In Cuba, there is socialist medicine. Everyone is covered. Cuba emphasizes public health and has prevented a Zika outbreak with an aggressive campaign to monitor fevers and clean up places where mosquitoes breed. Anyone showing flu-like symptoms is tested immediately to decrease the risk of transmission of dengue virus, chikungunya or Zika.
“Cuba is famously proactive when it comes to fighting tropical diseases — with years of experience — useful now that the whole world is turning into the tropics,” pointed out The Nation on Feb. 2.
As soon as Zika hit South America, Cuba responded with “extreme vigilance and measures to combat mosquitoes; examining anyone with a non-specific fever and strengthening sanitary controls at the country’s entry and exit points.” (Granma, March 10) Over 200 National Revolutionary Police and 9,000 Revolutionary Armed Forces are employed to eradicate Aedes aegypti. Trained public health workers educate the population in preventative measures: cleaning roofs, basements, elevator shafts, rivers and water areas; covering potable water tanks; eliminating standing water and repairing leaks. It provides the population with products to prevent mosquito bites.

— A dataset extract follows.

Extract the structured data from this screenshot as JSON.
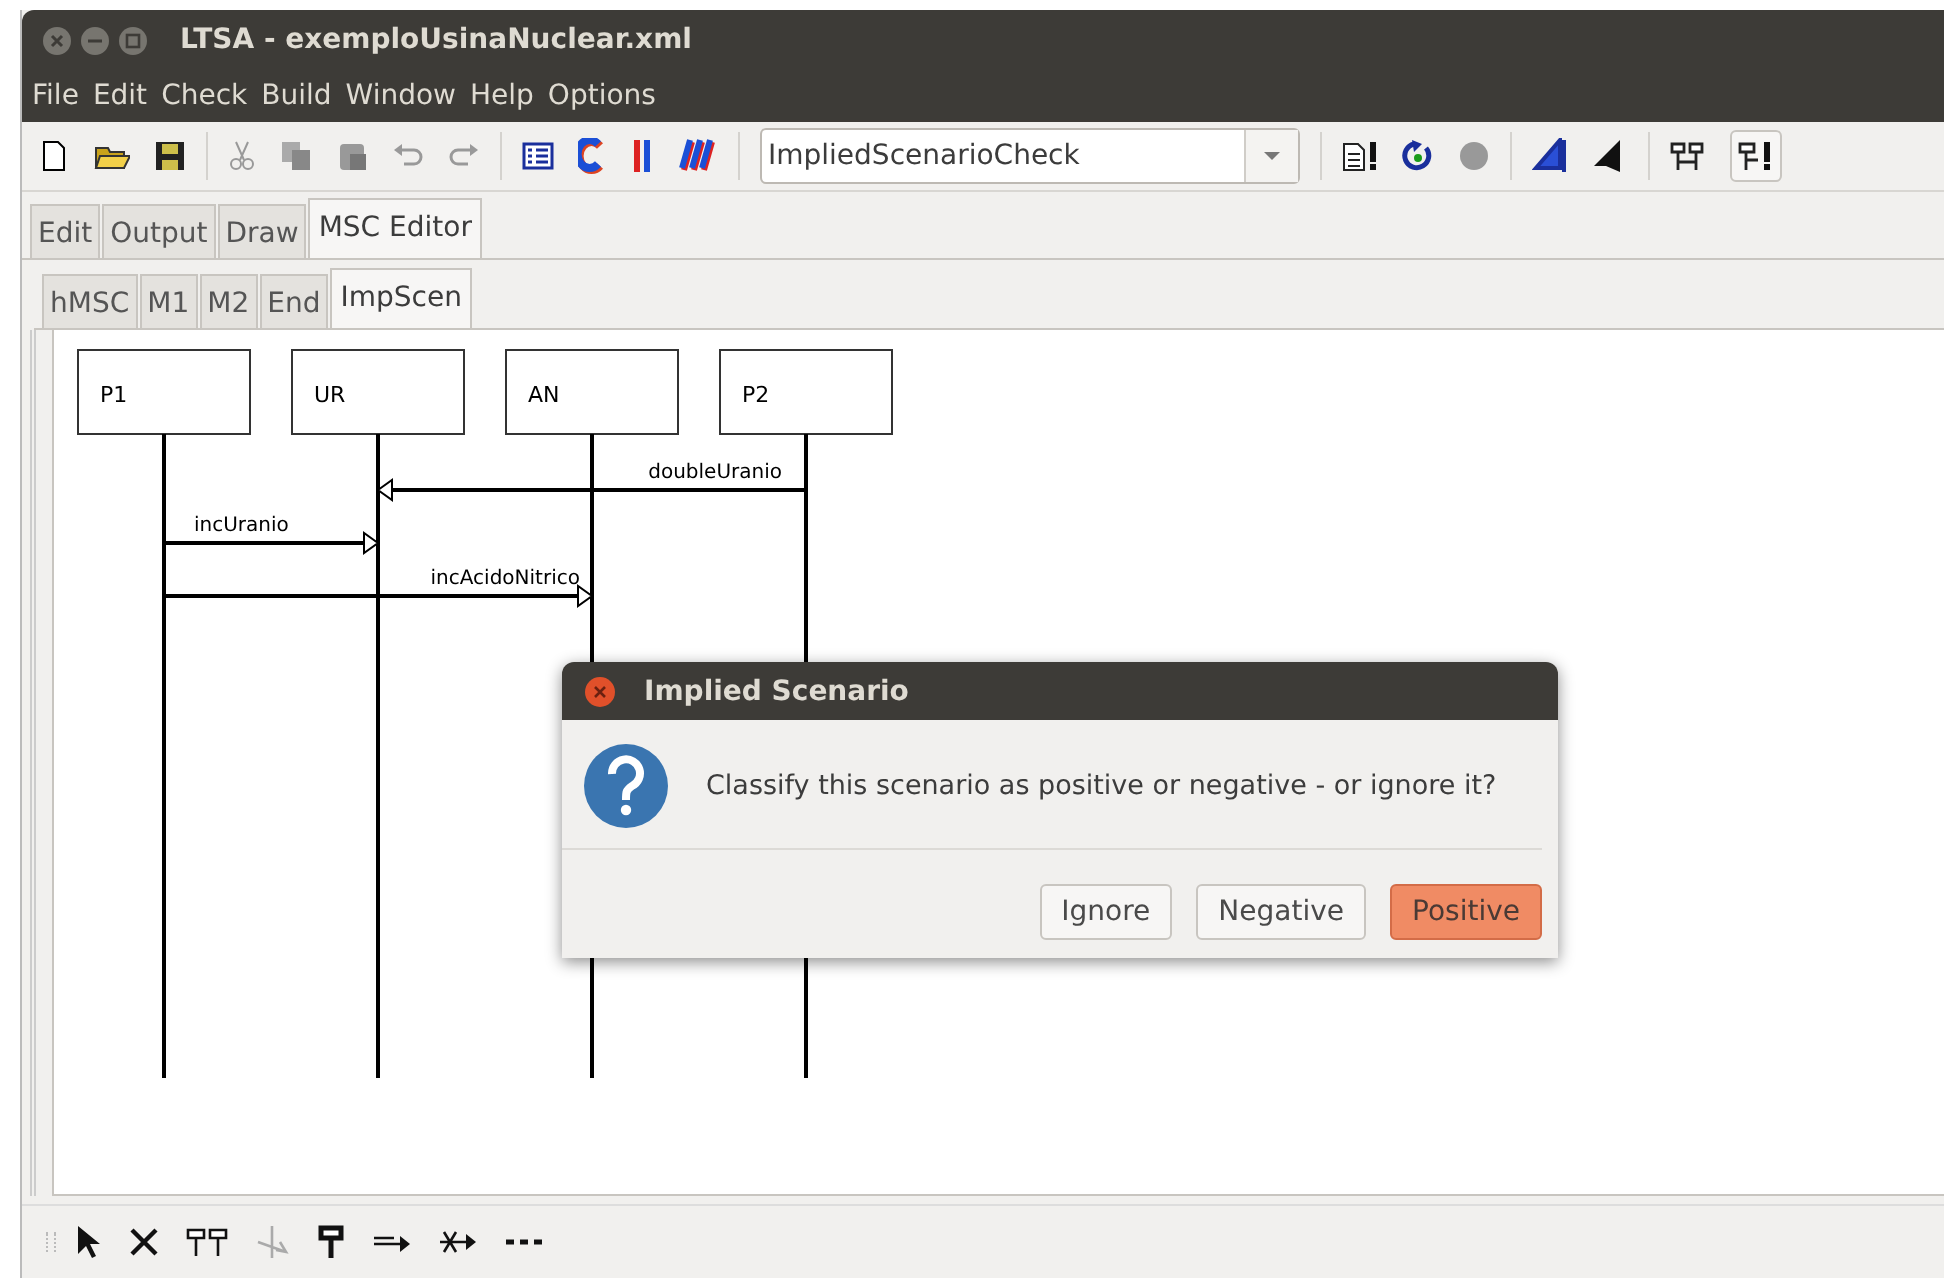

Nonbiodegradable containers like used tires and plastic bags collect water and are ideal habitats for mosquitoes to lay their eggs. Cuba is renowned for its recycling programs. Trash is creatively used to fix cars and bicycles or make toys; plastic bags are washed, dried and used over and over.

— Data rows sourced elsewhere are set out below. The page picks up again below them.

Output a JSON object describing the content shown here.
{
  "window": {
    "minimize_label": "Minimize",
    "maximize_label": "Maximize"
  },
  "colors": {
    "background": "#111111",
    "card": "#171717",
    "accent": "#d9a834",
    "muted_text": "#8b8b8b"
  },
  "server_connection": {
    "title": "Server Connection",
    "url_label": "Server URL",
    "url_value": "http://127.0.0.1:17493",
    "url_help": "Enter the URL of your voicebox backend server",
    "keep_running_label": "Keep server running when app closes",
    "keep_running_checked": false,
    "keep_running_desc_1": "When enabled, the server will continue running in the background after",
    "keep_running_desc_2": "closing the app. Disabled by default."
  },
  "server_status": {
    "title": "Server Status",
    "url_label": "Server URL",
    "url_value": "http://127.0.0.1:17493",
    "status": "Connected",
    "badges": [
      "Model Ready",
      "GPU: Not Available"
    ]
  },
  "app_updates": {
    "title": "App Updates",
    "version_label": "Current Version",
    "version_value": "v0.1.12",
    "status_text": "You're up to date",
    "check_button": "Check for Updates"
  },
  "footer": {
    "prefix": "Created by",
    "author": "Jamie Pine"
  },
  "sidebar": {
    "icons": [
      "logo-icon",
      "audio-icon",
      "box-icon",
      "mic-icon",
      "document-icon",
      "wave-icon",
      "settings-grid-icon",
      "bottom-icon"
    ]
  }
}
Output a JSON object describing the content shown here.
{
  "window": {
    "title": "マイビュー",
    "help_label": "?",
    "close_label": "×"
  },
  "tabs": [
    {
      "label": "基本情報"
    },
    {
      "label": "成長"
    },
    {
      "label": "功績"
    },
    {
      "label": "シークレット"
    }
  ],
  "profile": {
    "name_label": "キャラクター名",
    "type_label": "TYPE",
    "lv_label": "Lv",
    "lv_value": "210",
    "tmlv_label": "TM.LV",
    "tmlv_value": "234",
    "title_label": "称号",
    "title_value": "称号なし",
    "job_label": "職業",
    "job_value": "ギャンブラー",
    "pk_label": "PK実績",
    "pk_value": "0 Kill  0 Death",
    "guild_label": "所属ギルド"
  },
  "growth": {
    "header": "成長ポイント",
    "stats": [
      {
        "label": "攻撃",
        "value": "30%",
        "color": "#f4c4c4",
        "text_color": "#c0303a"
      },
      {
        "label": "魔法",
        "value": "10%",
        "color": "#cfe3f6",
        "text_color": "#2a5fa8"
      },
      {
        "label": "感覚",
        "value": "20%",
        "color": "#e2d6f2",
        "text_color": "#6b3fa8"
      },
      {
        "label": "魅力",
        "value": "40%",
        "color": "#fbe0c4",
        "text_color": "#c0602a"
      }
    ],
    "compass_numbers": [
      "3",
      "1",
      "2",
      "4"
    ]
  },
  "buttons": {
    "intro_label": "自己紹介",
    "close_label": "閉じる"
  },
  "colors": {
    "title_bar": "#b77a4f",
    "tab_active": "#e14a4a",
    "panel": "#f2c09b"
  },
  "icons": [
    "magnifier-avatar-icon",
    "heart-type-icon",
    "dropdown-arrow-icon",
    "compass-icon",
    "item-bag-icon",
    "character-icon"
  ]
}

The Cuban health ministry MINSAP (Ministerio de Salud Pública) is providing even more frequent and regular checkups in order to prevent possible Zika infection and reduce the risk of microcephaly. It recommends that all women of childbearing age take folic acid, whether they are trying for a baby or not, to improve immune defense.
Infants are immunized against 13 diseases, using vaccines made mostly in Cuba. Mother-to-child transmission of HIV-AIDS and syphilis has been eliminated, paving the way for generations to live free from those diseases.
After leading Cuba’s great revolution to victory, Fidel Castro said Cuba’s future must be “a future of people of science.” Socialist Cuba was one of the first countries to develop biotechnology companies, years before Europe. Cuba exports biotech and medical products and vaccines to all five continents.
Zika has now hit 38 countries. Panama’s first case of microcephaly was reported on March 22, after a Zika crisis there. In Brazil, scientists expect an additional 2,500 cases of microcephaly because of its Zika epidemic.
The slogan of the progressive independence movement in Puerto Rico is “Puerto Rico is not for sale.” To stop the spread of Zika and reduce the risk of a whole generation becoming victims of microcephaly and Guillain-Barré syndrome, Puerto Rico needs funds for health care workers, schools and women’s clinics — not having its resources drained by a national “debt” caused by its subordination to U.S. imperialism. Puerto Rico needs a sovereign, socialist system like Cuba.
Berta Joubert-Ceci contributed to this article.